* What is being asked *
Copy out, from the entries below, each line holding the string "Поделиться".

* Provided records *
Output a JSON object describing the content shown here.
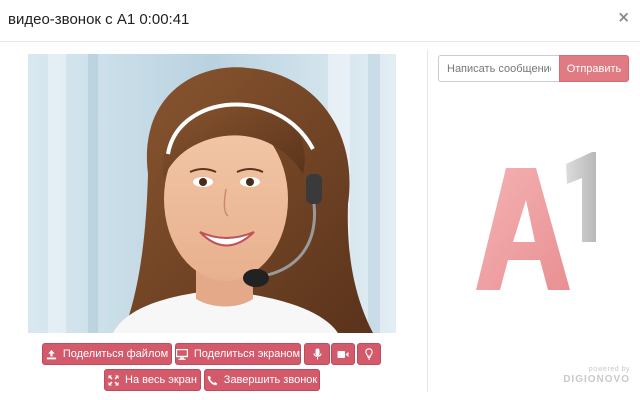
{
  "window": {
    "title": "видео-звонок с A1 0:00:41",
    "close_symbol": "×"
  },
  "video": {
    "description_icon": "video-feed"
  },
  "controls": {
    "share_file_label": "Поделиться файлом",
    "share_screen_label": "Поделиться экраном",
    "fullscreen_label": "На весь экран",
    "end_call_label": "Завершить звонок",
    "icons": [
      "upload-icon",
      "monitor-icon",
      "microphone-icon",
      "camera-icon",
      "lightbulb-icon",
      "expand-icon",
      "phone-icon"
    ]
  },
  "chat": {
    "placeholder": "Написать сообщение",
    "send_label": "Отправить"
  },
  "logo": {
    "text": "A1"
  },
  "footer": {
    "powered_by": "powered by",
    "brand": "DIGIONOVO"
  },
  "colors": {
    "accent": "#d25a6b",
    "send": "#e07a83",
    "logo_red": "#ef9a9a",
    "logo_gray": "#c8c8c8"
  }
}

* Solution to the exercise *
    "share_file_label": "Поделиться файлом",
    "share_screen_label": "Поделиться экраном",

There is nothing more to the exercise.